Collected data
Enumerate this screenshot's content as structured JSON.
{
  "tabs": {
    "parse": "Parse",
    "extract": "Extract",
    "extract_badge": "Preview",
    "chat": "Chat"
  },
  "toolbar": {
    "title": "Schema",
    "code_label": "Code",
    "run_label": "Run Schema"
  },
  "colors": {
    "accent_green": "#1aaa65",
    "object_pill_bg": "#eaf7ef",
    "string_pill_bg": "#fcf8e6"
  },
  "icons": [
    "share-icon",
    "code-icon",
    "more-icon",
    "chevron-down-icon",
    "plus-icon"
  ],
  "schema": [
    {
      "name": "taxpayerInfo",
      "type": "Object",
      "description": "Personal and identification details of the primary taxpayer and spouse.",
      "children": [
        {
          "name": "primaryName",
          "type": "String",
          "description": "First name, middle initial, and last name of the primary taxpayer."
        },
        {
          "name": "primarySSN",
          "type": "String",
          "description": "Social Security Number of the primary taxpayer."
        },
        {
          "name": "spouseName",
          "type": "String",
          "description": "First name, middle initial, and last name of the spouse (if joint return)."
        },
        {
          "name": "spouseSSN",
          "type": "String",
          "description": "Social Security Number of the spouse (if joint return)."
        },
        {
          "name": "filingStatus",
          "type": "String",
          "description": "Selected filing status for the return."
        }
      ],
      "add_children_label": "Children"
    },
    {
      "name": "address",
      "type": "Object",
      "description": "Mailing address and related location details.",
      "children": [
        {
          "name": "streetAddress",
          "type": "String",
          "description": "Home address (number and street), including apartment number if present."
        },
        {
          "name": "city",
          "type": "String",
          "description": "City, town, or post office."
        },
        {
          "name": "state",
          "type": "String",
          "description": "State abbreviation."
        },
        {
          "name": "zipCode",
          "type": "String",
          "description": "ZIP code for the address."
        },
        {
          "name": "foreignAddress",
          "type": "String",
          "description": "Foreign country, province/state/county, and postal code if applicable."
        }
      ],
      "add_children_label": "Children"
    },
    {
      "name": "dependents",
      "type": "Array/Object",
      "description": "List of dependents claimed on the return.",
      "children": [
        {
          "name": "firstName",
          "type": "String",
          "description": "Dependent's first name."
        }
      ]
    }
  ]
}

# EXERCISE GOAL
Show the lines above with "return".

# EXERCISE RESPONSE
          "description": "First name, middle initial, and last name of the spouse (if joint return)."
          "description": "Social Security Number of the spouse (if joint return)."
          "description": "Selected filing status for the return."
      "description": "List of dependents claimed on the return.",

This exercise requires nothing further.